=== Begin Enclosure ===

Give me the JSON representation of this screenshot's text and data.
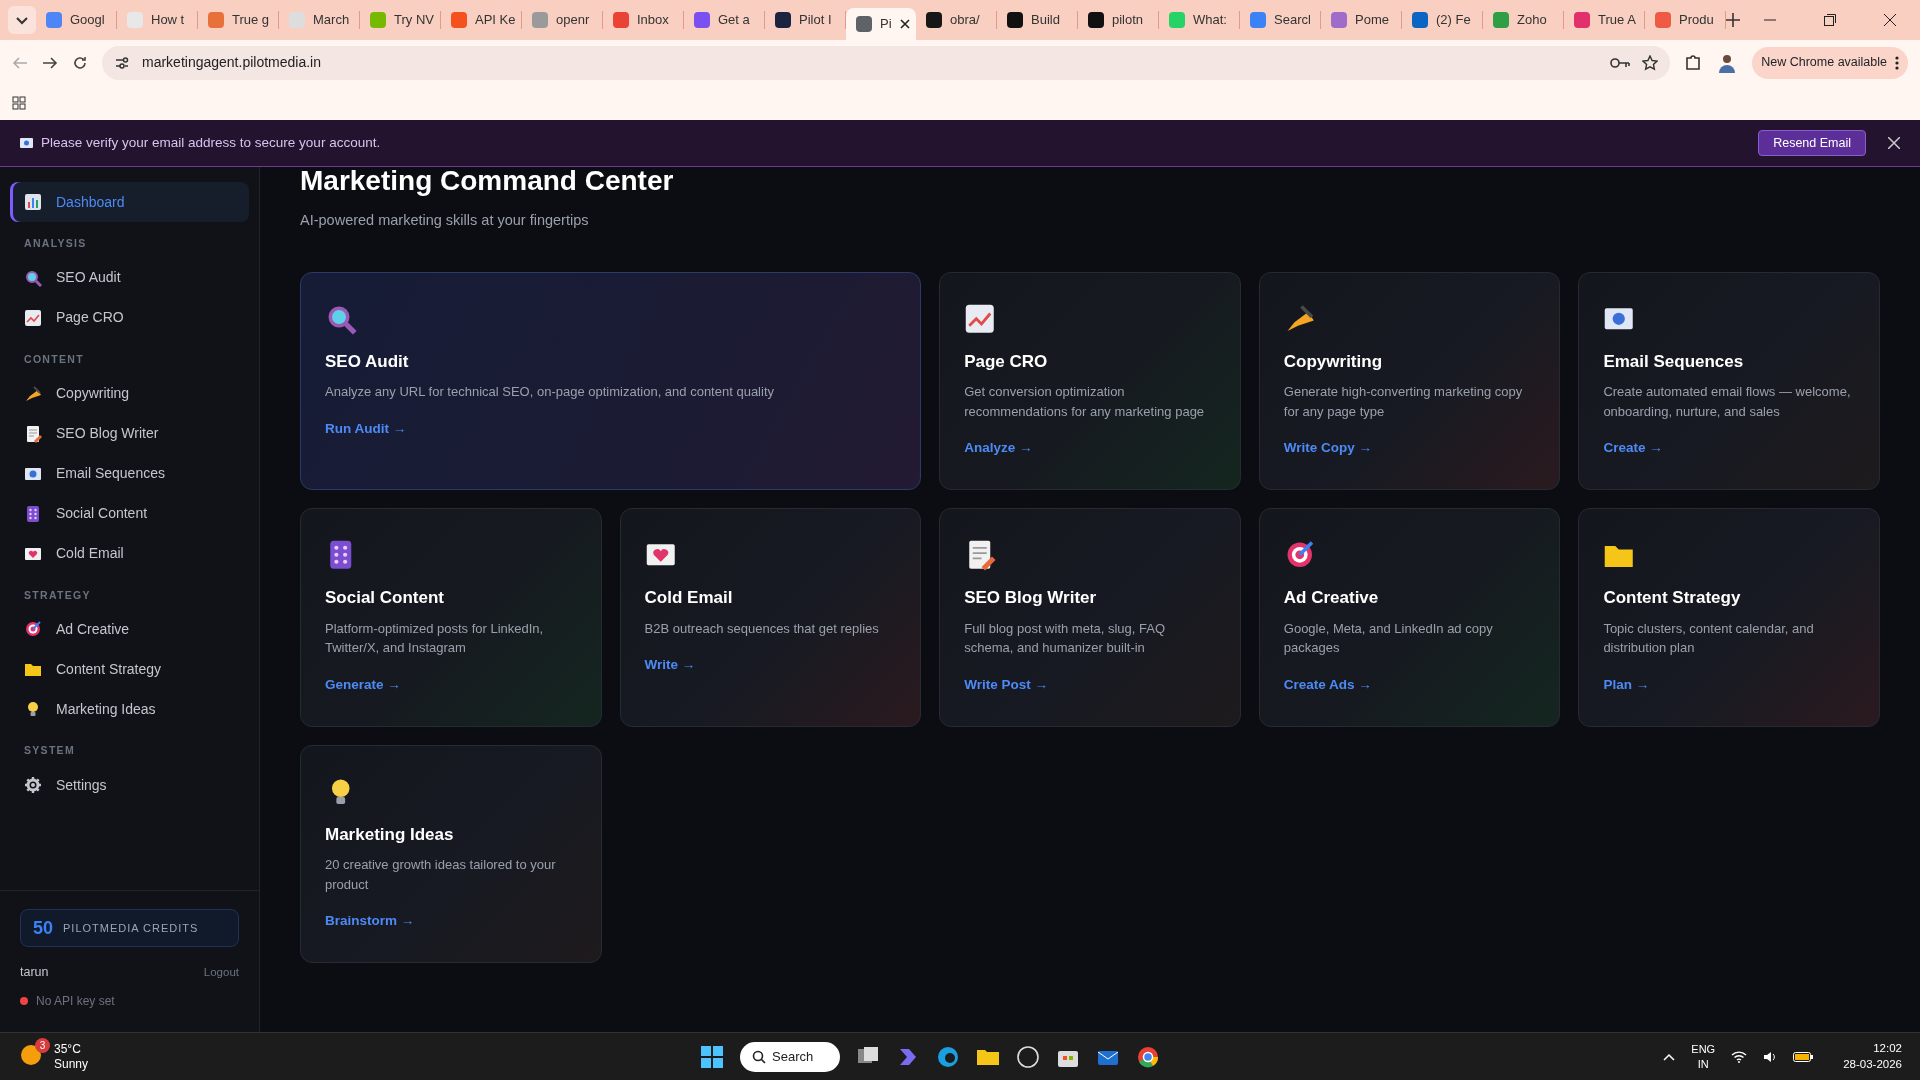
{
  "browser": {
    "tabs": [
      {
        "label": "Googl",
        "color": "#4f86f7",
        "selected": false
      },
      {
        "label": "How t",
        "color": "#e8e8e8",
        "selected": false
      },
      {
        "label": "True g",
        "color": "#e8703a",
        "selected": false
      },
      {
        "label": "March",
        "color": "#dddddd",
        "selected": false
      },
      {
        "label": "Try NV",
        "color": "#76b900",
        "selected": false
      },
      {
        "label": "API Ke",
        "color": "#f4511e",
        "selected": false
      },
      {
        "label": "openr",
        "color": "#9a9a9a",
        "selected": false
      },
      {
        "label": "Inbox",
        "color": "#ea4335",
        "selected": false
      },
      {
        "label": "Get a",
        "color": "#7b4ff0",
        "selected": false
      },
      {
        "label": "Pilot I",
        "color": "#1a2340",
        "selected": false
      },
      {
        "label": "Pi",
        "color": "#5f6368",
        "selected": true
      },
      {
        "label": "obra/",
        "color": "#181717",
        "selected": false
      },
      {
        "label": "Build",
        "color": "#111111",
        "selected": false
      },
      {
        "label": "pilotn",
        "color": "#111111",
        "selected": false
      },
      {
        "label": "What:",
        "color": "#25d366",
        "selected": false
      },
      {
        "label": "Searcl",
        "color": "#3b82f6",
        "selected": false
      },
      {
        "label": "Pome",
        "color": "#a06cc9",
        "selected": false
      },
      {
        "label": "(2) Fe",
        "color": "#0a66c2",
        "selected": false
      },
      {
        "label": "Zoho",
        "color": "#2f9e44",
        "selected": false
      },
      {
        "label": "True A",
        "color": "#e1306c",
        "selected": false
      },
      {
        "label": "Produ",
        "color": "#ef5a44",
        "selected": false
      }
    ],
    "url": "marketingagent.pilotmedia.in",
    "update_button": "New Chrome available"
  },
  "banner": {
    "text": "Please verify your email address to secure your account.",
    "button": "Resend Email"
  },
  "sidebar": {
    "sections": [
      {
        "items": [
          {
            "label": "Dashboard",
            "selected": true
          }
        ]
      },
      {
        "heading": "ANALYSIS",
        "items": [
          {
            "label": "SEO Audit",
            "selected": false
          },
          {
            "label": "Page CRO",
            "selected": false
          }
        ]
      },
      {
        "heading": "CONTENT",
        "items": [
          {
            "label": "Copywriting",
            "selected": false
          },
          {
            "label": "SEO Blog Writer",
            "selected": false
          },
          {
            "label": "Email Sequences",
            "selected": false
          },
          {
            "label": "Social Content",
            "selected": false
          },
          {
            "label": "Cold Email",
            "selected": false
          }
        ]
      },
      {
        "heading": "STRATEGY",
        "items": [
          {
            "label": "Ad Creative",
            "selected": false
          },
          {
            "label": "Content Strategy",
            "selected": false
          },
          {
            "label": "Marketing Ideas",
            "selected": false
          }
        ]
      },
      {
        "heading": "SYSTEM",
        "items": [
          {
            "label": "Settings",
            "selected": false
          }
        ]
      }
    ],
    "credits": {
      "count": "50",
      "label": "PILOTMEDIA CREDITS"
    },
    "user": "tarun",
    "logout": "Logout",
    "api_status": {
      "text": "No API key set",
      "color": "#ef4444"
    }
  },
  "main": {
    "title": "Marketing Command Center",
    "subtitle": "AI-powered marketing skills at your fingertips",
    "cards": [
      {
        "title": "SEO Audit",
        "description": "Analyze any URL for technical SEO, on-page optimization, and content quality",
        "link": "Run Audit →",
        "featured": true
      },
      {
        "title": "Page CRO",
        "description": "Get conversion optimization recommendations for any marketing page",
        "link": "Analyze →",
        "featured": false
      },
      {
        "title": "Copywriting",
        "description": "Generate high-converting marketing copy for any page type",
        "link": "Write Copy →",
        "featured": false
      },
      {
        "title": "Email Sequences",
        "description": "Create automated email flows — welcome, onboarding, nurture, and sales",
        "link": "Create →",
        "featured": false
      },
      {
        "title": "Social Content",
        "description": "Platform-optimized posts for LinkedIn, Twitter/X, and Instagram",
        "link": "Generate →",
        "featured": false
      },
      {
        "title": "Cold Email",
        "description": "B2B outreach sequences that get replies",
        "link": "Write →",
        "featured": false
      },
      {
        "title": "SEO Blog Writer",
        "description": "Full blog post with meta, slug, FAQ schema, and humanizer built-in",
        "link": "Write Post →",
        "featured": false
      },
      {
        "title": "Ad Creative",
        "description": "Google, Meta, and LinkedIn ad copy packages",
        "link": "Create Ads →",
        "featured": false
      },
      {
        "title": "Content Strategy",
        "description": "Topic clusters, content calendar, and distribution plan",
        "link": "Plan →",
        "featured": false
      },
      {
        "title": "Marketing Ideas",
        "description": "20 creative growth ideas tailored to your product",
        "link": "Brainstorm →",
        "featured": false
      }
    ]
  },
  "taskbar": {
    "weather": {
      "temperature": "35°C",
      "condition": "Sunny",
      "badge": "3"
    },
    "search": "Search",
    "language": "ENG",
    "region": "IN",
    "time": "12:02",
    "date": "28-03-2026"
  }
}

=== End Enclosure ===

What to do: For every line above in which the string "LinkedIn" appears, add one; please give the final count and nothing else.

Output for this exercise: 2